▶ What to do
Work through the entries below line by line and give the number of lines with the string "title", nothing else.

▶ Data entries

· · · ·

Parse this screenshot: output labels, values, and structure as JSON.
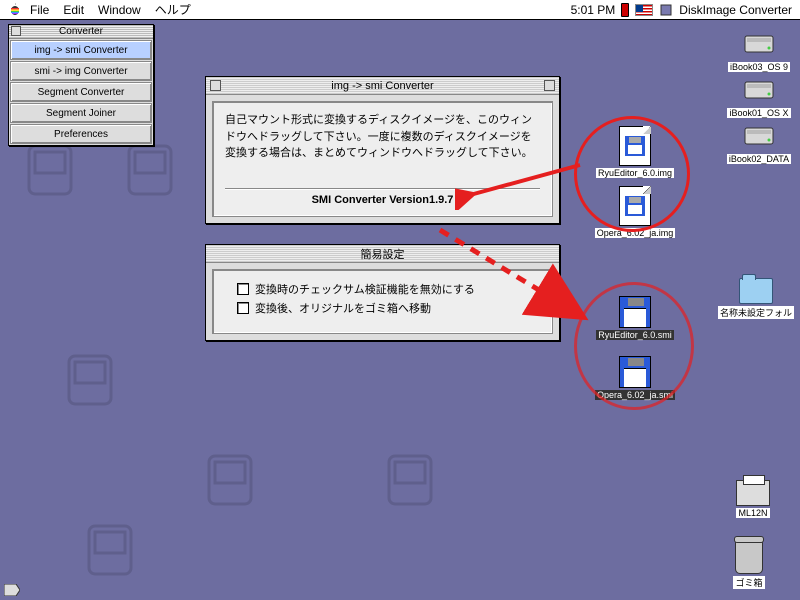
{
  "menubar": {
    "items": [
      "File",
      "Edit",
      "Window",
      "ヘルプ"
    ],
    "clock": "5:01 PM",
    "app_name": "DiskImage Converter"
  },
  "palette": {
    "title": "Converter",
    "buttons": [
      "img -> smi Converter",
      "smi -> img Converter",
      "Segment Converter",
      "Segment Joiner",
      "Preferences"
    ]
  },
  "converter_window": {
    "title": "img -> smi Converter",
    "instructions": "自己マウント形式に変換するディスクイメージを、このウィンドウへドラッグして下さい。一度に複数のディスクイメージを変換する場合は、まとめてウィンドウへドラッグして下さい。",
    "version_line": "SMI Converter Version1.9.7"
  },
  "settings_window": {
    "title": "簡易設定",
    "checkboxes": [
      "変換時のチェックサム検証機能を無効にする",
      "変換後、オリジナルをゴミ箱へ移動"
    ]
  },
  "desktop": {
    "drives": [
      {
        "label": "iBook03_OS 9"
      },
      {
        "label": "iBook01_OS X"
      },
      {
        "label": "iBook02_DATA"
      }
    ],
    "img_files": [
      {
        "label": "RyuEditor_6.0.img"
      },
      {
        "label": "Opera_6.02_ja.img"
      }
    ],
    "smi_files": [
      {
        "label": "RyuEditor_6.0.smi"
      },
      {
        "label": "Opera_6.02_ja.smi"
      }
    ],
    "folder": {
      "label": "名称未設定フォル"
    },
    "printer": {
      "label": "ML12N"
    },
    "trash": {
      "label": "ゴミ箱"
    }
  }
}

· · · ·

▶ Finished exercise
3